By Tara Nelson

About 30 Blaine and Birch Bay residents attended a public hearing Monday to voice their approval of a park and recreation plan that would improve trails and walkability within the city of Blaine and beyond.
The plan, called the non-motorized transportation plan, is an ammendment to the city’s parks and recreation plan, adopted in 2004.

If approved by Blaine City Council, it would provide for the development of trail and bikeway systems, as well as the preservation of open space throughout the community, including new greenways, waterfront access and parks.

City planners said they envision the plan linking together neighborhoods, parks, schools, commercial centers and points of natural, scenic, cultural or historic interest. It would also help link the city of Blaine to the community of Birch Bay and across the border to White Rock, B.C.

Terry Johnston, a spokesperson for the Northwest Parks and Recreation District 2, which encompasses the greater Blaine and Birch Bay urban growth area, said he liked the plan and that its goals would complement the mission of the district to create better connectivity.

He added that, if implemented, the plan could add to the quality of life and ultimately the area’s economic viability as businesses would be more likely to locate here.

“This is an idea of what can be done between now and 20 years from now to make this community more liveable,” Johnston said. “I can remember being down in Portland where they have a trail going from Gresham all the way to downtown Portland, it’s beautiful.”

Pat Madsen, who uses a wheelchair to “cycle” an estimated 2,400 miles on Blaine roads each year, got a round of applause when he told council members improvements are sorely needed to make roadways safe for bicyclists, joggers and walkers.
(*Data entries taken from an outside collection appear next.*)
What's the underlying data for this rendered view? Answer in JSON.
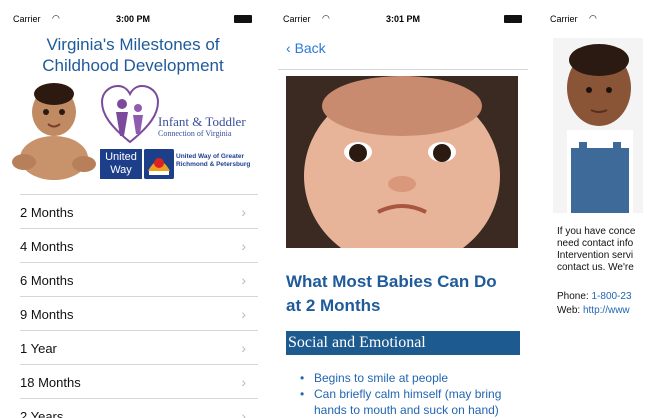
{
  "screens": [
    {
      "status": {
        "carrier": "Carrier",
        "time": "3:00 PM"
      },
      "title_lines": [
        "Virginia's Milestones of",
        "Childhood Development"
      ],
      "logos": {
        "itc_name": "Infant & Toddler",
        "itc_sub": "Connection of Virginia",
        "uw_name_lines": [
          "United",
          "Way"
        ],
        "uw_caption_lines": [
          "United Way of Greater",
          "Richmond & Petersburg"
        ]
      },
      "menu_items": [
        "2 Months",
        "4 Months",
        "6 Months",
        "9 Months",
        "1 Year",
        "18 Months",
        "2 Years"
      ]
    },
    {
      "status": {
        "carrier": "Carrier",
        "time": "3:01 PM"
      },
      "back_label": "Back",
      "heading_lines": [
        "What Most Babies Can Do",
        "at 2 Months"
      ],
      "section_band": "Social and Emotional",
      "bullets": [
        "Begins to smile at people",
        "Can briefly calm himself (may bring hands to mouth and suck on hand)"
      ]
    },
    {
      "status": {
        "carrier": "Carrier"
      },
      "body_lines": [
        "If you have conce",
        "need contact info",
        "Intervention servi",
        "contact us. We're"
      ],
      "phone_label": "Phone:",
      "phone_value": "1-800-23",
      "web_label": "Web:",
      "web_value": "http://www"
    }
  ],
  "colors": {
    "title_blue": "#1f5a9a",
    "link_blue": "#2979d8",
    "band_blue": "#1d5a8f"
  },
  "icons": [
    "wifi-icon",
    "battery-icon",
    "chevron-right-icon",
    "back-chevron-icon"
  ]
}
“The danger is very, very real,” he said. “I don’t know how many times I’ve been flipped off, and it’s usually out of state license plates. The worst thing that’s going to happen is people are going to get healthier and businesses are going to locate here. We seem to always be talking about tourism but at the same time, when do we get something that’s going to be for us? What about the ones that are here already?”

Tabitha Thorpe, who said she moved to Blaine three months ago because of the city’s proximity to natural areas, agreed.
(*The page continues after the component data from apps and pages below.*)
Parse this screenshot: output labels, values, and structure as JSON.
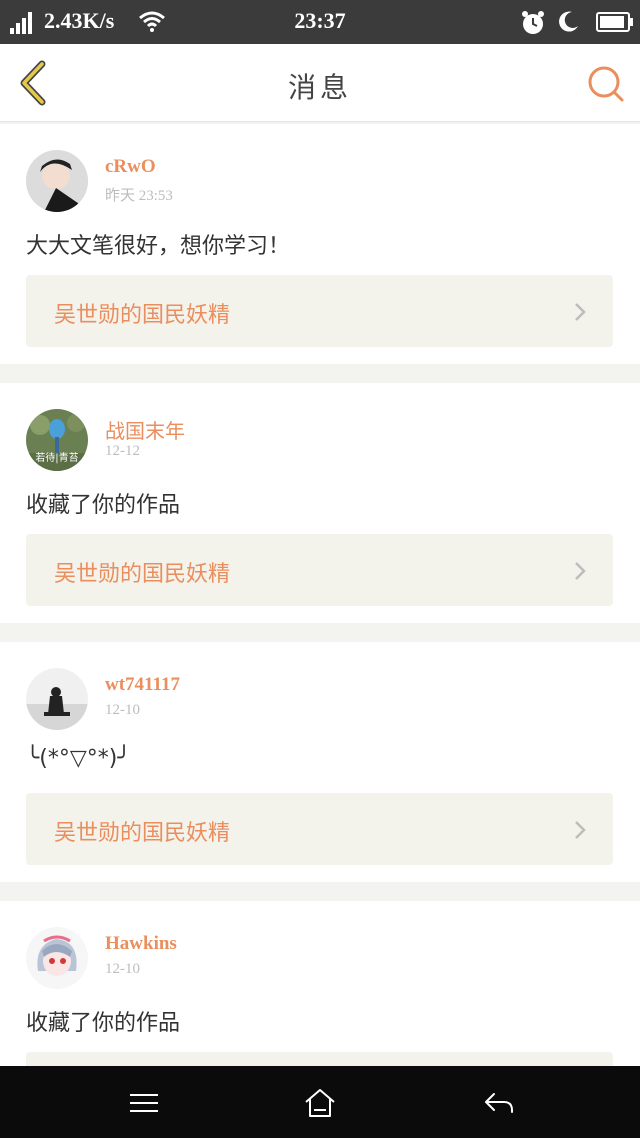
{
  "status_bar": {
    "net_speed": "2.43K/s",
    "time": "23:37",
    "icons": [
      "signal-icon",
      "wifi-icon",
      "alarm-icon",
      "moon-icon",
      "battery-icon"
    ]
  },
  "navbar": {
    "title": "消息",
    "back_icon": "chevron-left-icon",
    "search_icon": "search-icon",
    "accent_color": "#ea8e5d",
    "back_color": "#e8c84a"
  },
  "messages": [
    {
      "user": "cRwO",
      "time": "昨天 23:53",
      "text": "大大文笔很好，想你学习！",
      "work_title": "吴世勋的国民妖精"
    },
    {
      "user": "战国末年",
      "time": "12-12",
      "text": "收藏了你的作品",
      "work_title": "吴世勋的国民妖精",
      "avatar_text": "若待|青苔"
    },
    {
      "user": "wt741117",
      "time": "12-10",
      "text": "╰(*°▽°*)╯",
      "work_title": "吴世勋的国民妖精"
    },
    {
      "user": "Hawkins",
      "time": "12-10",
      "text": "收藏了你的作品",
      "work_title": ""
    }
  ],
  "system_bar": {
    "icons": [
      "menu-icon",
      "home-icon",
      "back-icon"
    ]
  }
}
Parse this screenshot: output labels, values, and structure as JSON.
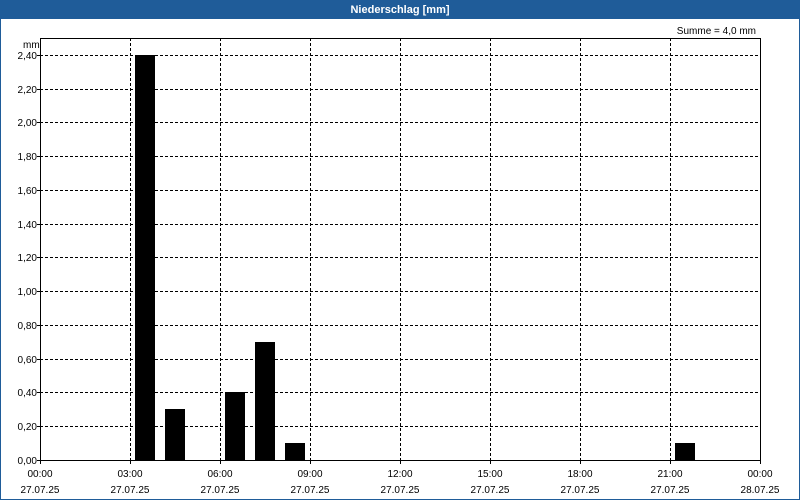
{
  "window": {
    "title": "Niederschlag [mm]"
  },
  "chart_data": {
    "type": "bar",
    "title": "Niederschlag [mm]",
    "ylabel": "mm",
    "xlabel": "",
    "annotation": "Summe = 4,0 mm",
    "ylim": [
      0,
      2.5
    ],
    "yticks": [
      0,
      0.2,
      0.4,
      0.6,
      0.8,
      1.0,
      1.2,
      1.4,
      1.6,
      1.8,
      2.0,
      2.2,
      2.4
    ],
    "ytick_labels": [
      "0,00",
      "0,20",
      "0,40",
      "0,60",
      "0,80",
      "1,00",
      "1,20",
      "1,40",
      "1,60",
      "1,80",
      "2,00",
      "2,20",
      "2,40"
    ],
    "xlim_hours": [
      0,
      24
    ],
    "xticks": [
      {
        "hour": 0,
        "time": "00:00",
        "date": "27.07.25"
      },
      {
        "hour": 3,
        "time": "03:00",
        "date": "27.07.25"
      },
      {
        "hour": 6,
        "time": "06:00",
        "date": "27.07.25"
      },
      {
        "hour": 9,
        "time": "09:00",
        "date": "27.07.25"
      },
      {
        "hour": 12,
        "time": "12:00",
        "date": "27.07.25"
      },
      {
        "hour": 15,
        "time": "15:00",
        "date": "27.07.25"
      },
      {
        "hour": 18,
        "time": "18:00",
        "date": "27.07.25"
      },
      {
        "hour": 21,
        "time": "21:00",
        "date": "27.07.25"
      },
      {
        "hour": 24,
        "time": "00:00",
        "date": "28.07.25"
      }
    ],
    "bars": [
      {
        "hour": 3,
        "value": 2.4
      },
      {
        "hour": 4,
        "value": 0.3
      },
      {
        "hour": 6,
        "value": 0.4
      },
      {
        "hour": 7,
        "value": 0.7
      },
      {
        "hour": 8,
        "value": 0.1
      },
      {
        "hour": 21,
        "value": 0.1
      }
    ],
    "grid": true,
    "bar_color": "#000000"
  }
}
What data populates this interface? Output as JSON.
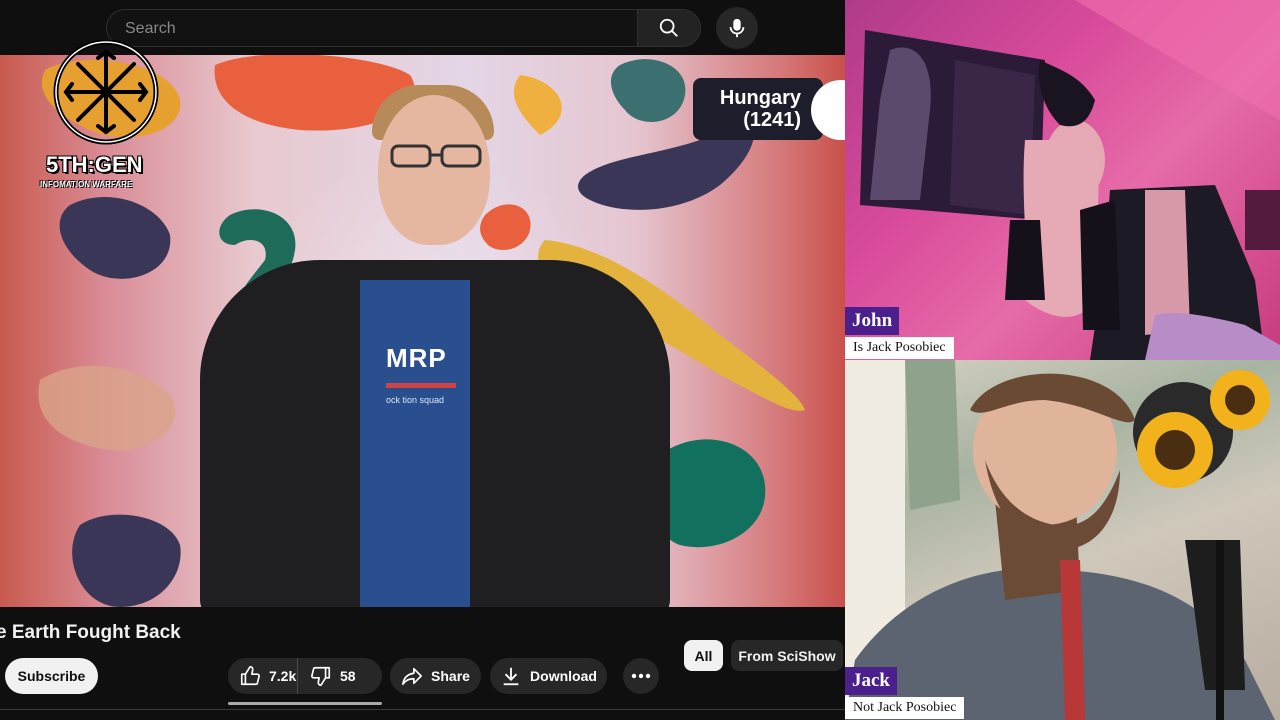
{
  "search": {
    "placeholder": "Search"
  },
  "overlay": {
    "region_name": "Hungary",
    "region_year": "(1241)",
    "logo_name": "5TH:GEN",
    "logo_tagline": "INFOMATION WARFARE",
    "shirt_text": "MRP",
    "shirt_sub": "ock tion squad"
  },
  "video": {
    "title": "e Earth Fought Back",
    "subscribe_label": "Subscribe",
    "like_count": "7.2k",
    "dislike_count": "58",
    "share_label": "Share",
    "download_label": "Download"
  },
  "chips": {
    "all": "All",
    "from": "From SciShow"
  },
  "participants": [
    {
      "name": "John",
      "caption": "Is Jack Posobiec"
    },
    {
      "name": "Jack",
      "caption": "Not Jack Posobiec"
    }
  ],
  "colors": {
    "name_tag": "#4b1f8c",
    "youtube_bg": "#0f0f0f",
    "chip_bg": "#272727"
  },
  "icons": [
    "search-icon",
    "mic-icon",
    "like-icon",
    "dislike-icon",
    "share-icon",
    "download-icon",
    "more-icon",
    "fifth-gen-logo-icon"
  ]
}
“I think it’s a great plan, the reason we moved here was because of the nature but roads here are very dangerous. I’m hoping there is also a way to work with Whatcom County in the future to create more interconnectiveness,” she said.

Council members Jason Overstreet and Scott Dodd said they, too, liked the plan but had some reservations about funding, right-of-ways and private property rights.
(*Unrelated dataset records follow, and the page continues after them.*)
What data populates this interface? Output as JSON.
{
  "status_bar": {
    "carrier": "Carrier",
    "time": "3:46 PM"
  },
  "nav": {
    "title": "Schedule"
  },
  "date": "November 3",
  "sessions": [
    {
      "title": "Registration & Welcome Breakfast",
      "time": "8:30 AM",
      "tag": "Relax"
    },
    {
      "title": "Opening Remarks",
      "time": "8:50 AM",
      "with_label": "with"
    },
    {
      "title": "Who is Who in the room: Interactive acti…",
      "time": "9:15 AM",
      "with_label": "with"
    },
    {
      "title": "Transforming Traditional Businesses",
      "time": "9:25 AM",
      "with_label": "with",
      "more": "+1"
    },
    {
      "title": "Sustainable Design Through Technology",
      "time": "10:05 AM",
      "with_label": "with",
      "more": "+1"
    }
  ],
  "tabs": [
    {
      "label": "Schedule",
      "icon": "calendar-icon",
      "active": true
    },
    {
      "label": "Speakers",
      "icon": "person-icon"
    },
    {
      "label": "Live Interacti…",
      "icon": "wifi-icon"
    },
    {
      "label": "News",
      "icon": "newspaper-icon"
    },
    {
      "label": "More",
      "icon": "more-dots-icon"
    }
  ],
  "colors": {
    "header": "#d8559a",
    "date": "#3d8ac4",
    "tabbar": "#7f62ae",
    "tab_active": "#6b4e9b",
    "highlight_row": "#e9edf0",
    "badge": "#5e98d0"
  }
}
“I’m not poo-pooing the plan, but they do very rapidly become the real thing and then we have to find ways to fund it,” Overstreet said. “I would like to see this plan amended to see a funding mechanism built into it.”

The council will make a decision on the plan during their next meeting at 7 p.m. February 9.